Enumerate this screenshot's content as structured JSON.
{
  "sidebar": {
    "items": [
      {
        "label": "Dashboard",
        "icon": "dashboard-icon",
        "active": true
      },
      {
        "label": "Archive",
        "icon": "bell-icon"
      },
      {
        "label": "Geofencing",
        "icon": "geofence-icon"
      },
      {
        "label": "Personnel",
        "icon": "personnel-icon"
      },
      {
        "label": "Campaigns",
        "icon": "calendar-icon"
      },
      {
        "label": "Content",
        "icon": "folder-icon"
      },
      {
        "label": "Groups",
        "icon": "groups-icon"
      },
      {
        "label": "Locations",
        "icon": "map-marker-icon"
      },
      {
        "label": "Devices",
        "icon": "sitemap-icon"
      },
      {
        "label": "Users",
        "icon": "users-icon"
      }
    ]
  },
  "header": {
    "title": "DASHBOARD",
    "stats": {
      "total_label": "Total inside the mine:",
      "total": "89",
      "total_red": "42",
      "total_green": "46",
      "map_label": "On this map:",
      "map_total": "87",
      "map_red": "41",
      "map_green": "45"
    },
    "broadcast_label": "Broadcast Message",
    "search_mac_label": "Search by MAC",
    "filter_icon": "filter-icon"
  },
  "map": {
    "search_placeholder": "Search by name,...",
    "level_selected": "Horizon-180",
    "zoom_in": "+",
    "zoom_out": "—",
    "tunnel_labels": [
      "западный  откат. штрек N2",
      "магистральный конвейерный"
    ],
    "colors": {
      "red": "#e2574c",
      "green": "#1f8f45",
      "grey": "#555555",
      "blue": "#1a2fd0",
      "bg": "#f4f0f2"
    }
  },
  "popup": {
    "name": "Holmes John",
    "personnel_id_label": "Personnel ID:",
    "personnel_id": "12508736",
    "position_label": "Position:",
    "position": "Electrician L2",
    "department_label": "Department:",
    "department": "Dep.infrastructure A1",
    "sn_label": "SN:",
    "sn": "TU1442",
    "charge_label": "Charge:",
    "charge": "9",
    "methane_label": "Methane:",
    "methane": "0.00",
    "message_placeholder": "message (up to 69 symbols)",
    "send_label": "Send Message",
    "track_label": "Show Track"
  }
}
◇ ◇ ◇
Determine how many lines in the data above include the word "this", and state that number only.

2